It might be easier to explain the differences between a hobby and a business first.
A hobby, as outlined in the English Oxford Living Dictionary – “An activity done regularly in one’s leisure time for pleasure”. A business is outlined as “A person’s regular occupation, profession, or trade”.
Amazon.com, commonly known as Amazon was founded on 5th July 1994 and EBay (Electronic Bay) formally known as Auction Web was launched on 1st September 1995. Since their introduction in the 1990’s both these companies have changed the way business is done. We now have a strong online arena where businesses along with innovative ways of doing business have increased considerably. This has not gone unnoticed.
HMRC’s definition states that you are ‘likely to be trading’ if you:
- Sell regularly to make a profit;
- Make items to sell for profit;
- Sell on-line, at a car boot sales or through classified adverts on a regular basis;
- Earn commission from selling goods for other people;
- Are paid for a service you provide.
You’re probably not trading if you sell some unwanted items occasionally or you don’t plan to make a profit. You can’t use any losses you make as part of a hobby to reduce your tax bill.
Be aware that HMRC have been asking for more powers to track on-line businesses. Be honest with your business dealings. If you are running a business, why not declare it and build a sustainable future?

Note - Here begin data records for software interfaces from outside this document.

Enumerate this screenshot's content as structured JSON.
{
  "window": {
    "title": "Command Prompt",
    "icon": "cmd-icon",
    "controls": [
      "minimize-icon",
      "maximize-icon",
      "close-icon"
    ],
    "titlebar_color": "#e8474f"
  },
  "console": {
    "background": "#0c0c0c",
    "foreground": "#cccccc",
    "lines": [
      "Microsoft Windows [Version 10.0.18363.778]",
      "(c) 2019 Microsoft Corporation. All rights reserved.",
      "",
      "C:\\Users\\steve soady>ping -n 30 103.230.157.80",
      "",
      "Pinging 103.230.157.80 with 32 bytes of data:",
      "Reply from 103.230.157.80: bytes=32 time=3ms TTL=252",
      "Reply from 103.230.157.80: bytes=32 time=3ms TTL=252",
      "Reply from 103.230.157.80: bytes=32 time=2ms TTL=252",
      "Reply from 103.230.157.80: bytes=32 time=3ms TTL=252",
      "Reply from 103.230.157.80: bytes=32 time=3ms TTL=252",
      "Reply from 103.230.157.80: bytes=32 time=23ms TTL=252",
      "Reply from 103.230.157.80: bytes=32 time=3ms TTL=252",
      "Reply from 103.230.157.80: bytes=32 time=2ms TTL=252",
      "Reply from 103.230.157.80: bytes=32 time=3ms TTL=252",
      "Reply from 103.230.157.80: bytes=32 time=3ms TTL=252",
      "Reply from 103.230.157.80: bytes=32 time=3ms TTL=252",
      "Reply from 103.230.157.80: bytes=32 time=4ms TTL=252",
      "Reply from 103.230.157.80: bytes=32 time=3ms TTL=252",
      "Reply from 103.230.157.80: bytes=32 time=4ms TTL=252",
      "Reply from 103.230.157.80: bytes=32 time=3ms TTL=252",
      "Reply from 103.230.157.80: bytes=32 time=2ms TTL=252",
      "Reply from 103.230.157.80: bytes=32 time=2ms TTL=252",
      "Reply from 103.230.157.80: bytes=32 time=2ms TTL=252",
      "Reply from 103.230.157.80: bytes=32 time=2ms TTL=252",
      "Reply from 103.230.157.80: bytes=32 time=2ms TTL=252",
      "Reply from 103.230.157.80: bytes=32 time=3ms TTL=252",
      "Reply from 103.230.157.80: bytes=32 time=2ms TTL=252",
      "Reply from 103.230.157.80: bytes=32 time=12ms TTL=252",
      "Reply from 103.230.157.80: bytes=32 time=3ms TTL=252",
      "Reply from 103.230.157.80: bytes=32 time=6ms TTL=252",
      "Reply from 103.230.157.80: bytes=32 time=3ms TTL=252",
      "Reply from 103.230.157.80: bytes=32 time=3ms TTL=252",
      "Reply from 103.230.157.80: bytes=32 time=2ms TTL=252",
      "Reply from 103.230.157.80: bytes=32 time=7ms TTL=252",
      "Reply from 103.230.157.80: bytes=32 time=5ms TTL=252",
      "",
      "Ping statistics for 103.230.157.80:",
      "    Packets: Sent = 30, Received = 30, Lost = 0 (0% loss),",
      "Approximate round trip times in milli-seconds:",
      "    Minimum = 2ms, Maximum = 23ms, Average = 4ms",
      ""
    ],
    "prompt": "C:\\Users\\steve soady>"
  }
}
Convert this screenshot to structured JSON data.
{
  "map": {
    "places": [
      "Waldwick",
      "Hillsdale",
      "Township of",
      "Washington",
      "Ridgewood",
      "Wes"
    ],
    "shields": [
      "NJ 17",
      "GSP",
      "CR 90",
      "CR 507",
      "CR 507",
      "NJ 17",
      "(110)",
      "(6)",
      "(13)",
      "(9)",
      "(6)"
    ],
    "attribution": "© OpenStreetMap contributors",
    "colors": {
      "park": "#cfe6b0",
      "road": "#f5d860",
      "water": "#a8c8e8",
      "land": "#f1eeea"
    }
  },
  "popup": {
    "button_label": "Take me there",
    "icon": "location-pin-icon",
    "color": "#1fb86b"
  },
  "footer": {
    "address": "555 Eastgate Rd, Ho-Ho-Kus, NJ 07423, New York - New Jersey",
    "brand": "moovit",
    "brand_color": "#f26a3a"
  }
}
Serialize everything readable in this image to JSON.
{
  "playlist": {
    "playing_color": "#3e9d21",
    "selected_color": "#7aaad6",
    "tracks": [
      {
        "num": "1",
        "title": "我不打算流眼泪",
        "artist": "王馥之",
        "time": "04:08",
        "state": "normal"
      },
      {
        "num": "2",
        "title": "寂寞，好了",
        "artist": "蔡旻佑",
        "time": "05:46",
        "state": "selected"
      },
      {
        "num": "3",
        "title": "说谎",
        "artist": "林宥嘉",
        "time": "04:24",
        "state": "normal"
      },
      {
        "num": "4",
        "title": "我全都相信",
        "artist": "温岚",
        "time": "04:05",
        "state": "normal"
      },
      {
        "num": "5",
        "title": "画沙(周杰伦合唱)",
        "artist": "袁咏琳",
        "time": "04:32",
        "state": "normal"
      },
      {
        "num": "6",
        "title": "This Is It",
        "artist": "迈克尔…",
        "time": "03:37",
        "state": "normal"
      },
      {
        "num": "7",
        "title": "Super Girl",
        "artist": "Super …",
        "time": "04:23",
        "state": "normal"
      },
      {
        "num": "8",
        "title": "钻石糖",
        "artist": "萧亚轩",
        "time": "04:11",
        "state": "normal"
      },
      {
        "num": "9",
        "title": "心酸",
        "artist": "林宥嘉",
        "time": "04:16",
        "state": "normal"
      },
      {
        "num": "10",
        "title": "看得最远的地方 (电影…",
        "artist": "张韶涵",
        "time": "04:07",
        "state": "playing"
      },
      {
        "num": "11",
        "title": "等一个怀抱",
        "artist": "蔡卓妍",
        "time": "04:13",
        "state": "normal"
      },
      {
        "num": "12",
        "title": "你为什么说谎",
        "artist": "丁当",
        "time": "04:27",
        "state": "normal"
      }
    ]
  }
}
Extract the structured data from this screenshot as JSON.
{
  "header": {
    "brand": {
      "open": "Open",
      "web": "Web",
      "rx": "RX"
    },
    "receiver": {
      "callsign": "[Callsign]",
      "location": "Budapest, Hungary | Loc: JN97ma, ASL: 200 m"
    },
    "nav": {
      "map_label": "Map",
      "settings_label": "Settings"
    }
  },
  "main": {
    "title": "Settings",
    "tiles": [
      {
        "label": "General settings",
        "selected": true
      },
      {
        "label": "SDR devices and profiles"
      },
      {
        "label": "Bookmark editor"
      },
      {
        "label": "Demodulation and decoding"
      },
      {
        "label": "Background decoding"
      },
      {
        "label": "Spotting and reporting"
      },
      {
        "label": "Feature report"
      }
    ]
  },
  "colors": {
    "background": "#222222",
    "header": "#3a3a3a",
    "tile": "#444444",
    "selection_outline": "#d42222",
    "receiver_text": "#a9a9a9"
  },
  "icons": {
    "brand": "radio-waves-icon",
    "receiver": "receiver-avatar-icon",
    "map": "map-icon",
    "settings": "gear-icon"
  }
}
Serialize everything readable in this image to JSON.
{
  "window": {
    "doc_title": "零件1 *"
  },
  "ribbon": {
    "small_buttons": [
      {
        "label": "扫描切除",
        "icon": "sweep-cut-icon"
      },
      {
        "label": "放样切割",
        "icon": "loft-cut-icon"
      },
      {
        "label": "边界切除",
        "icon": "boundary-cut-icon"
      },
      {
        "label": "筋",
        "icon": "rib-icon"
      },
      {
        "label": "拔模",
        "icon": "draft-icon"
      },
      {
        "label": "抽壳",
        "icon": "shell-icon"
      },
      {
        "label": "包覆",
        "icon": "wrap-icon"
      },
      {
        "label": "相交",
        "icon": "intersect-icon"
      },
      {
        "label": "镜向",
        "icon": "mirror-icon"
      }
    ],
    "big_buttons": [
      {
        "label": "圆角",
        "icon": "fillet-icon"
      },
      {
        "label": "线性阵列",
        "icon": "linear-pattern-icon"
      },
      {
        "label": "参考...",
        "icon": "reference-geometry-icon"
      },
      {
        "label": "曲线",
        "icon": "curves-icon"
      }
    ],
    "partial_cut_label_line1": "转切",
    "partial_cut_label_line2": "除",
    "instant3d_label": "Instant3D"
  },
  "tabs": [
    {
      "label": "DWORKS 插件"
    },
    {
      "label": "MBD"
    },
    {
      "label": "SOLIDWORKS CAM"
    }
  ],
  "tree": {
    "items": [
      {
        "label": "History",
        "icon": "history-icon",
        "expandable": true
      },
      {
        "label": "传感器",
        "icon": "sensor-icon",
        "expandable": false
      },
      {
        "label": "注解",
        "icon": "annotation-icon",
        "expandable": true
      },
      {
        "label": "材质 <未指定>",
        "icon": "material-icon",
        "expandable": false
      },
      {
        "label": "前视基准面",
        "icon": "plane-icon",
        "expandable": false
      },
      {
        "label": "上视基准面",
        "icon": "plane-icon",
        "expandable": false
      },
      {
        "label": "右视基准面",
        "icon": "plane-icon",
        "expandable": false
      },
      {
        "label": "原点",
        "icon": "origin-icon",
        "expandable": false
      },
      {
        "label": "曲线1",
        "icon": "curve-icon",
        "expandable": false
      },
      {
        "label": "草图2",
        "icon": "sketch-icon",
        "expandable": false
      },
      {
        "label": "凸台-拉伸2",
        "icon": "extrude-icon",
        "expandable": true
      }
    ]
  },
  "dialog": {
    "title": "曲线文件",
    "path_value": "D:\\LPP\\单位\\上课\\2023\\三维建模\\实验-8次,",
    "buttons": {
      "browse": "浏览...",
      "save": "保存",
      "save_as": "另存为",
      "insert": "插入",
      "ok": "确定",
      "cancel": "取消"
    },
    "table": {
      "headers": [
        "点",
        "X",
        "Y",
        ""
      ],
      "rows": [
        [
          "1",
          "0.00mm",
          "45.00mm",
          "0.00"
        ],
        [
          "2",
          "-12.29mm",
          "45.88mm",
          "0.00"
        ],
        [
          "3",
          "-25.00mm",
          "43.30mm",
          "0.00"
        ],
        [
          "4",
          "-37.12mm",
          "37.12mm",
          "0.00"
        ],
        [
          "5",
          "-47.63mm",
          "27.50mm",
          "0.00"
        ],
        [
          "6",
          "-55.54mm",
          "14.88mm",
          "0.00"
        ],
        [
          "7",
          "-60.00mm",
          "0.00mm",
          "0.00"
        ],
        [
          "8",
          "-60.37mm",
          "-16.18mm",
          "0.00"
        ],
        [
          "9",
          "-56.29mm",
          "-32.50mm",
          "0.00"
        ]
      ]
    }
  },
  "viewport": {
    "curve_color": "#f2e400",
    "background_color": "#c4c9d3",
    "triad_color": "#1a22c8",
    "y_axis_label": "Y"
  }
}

From rock to rock gardens, enthusiast turns hobby into the UK's best small business